Why is this?
Compressors, like all moving parts, are subject top wear and need more power to drive them. Electrical components also deteriorate and the Power Factor slowly reduces over the years, making the fridge less and less efficient.
Read about Power Factor here.
It’s never a good idea running anything off a car battery unless it’s an emergency. Car batteries are designed to service cars – period!
Car batteries deliver hundreds of amps in a short time for cranking and starting auto engines. When the engine fires the battery immediately starts charging and is never discharged more than a few percent.
This is the important part – car batteries are designed not to be deeply discharged, or they’ll be ruined very quickly.
On the other hand, deep-cycle, or leisure, batteries can deliver medium currents for hours without damage. This is the type you need to run a fridge.
How long can I run a fridge off a car battery?
The average car battery has 50Ah capacity and shouldn’t be discharged more than 15%, which is:
50Ah x 15% = 7.5Ah
Converting Ah to watt-hours then:
7.5Ah x 12 volts = 90 watt-hours (Wh)
Taking the average fridge energy consumption of 350kWh/yr then each hour the fridge will consume:
350kWh /365 days /24 hours = 40 watts
This is how long I would run the average fridge from a 50Ah car battery before it’s damaged:
90 watt-hours / 40 = 2.25 hours
Can you run a deep cycle battery flat?
A lead-acid deep-cycle battery can be theoretically by discharged to 80% of it’s capacity but only 50% is recommended to maximize the life of the battery.
Battery life can be extended by 3 to 4 times by limiting the Depth of Discharge (DoD) to 50%. Of course, this means that you only have 50Ah of a 100Ah lead-acid battery available.

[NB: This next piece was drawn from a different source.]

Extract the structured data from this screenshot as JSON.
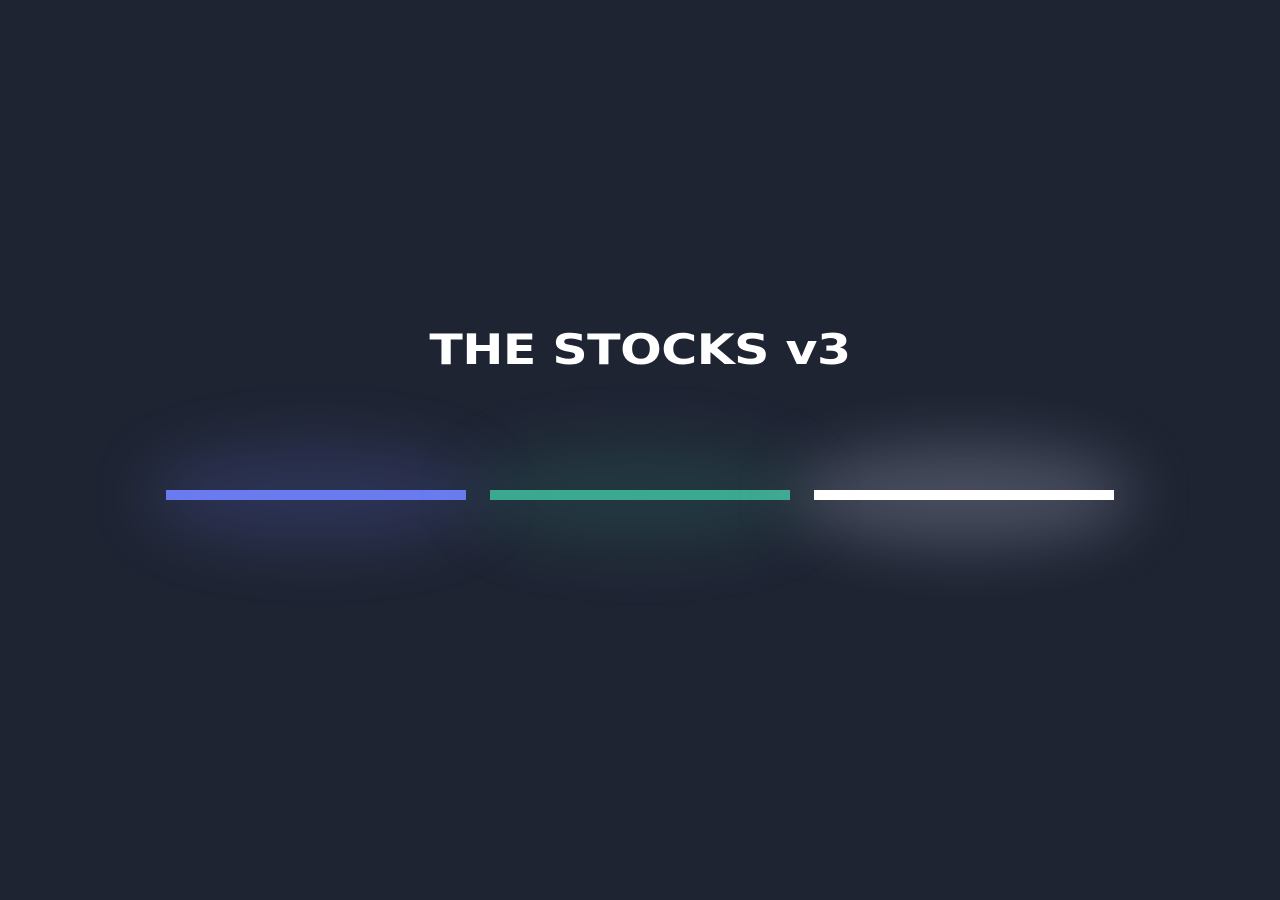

For this post, I’ve talked about lead-acid technology because it is still the most common, but I strongly recommend lithium iron phosphate, which can be discharged up to 95% without damage.
Conclusion – What size battery do I need to run a fridge?
I would assume that the battery in question would be recharged with solar during daylight hours, which would need to be sufficient output to run the fridge and recharge the battery ready for the night-time.
In this case the battery would need to run the fridge for about 14 hours to night-time hours and early morning/evening when solar output is tiny.
Energy consumed by the average fridge in 14 hours will be:
40 watts x 14 hrs = 560 watt-hours
560 watt-hours equates to a 50 Ah but remember you will need a 100Ah battery as you want to discharge down to 50%.
In this case a 100Ah battery will be required and it will run for about 14 hours.
Note: An inverter will be needed to run an AC fridge on a battery and they also have their losses which need accounting for.
In my experience, during testing I found that as the battery capacity moves towards 50% the inverter low-voltage alarm beeps.
The extra load of the compressor motor surge current pulls the voltage down. If it falls too much the motor will stall and may become damaged.
Recommendation: Install 50% more battery capacity than you think you’ll need and use LiFePo4.
Table – What Size Battery To Run Fridges – 200kWh to 900kWh Per Year
Battery size required to run fridge for 24 hours
Annual Fridge Energy Consumption (kWh)
12V Lead-acid deep-cycle discharge to 50% of capacity
12V Lithium iron phosphate discharge to 80%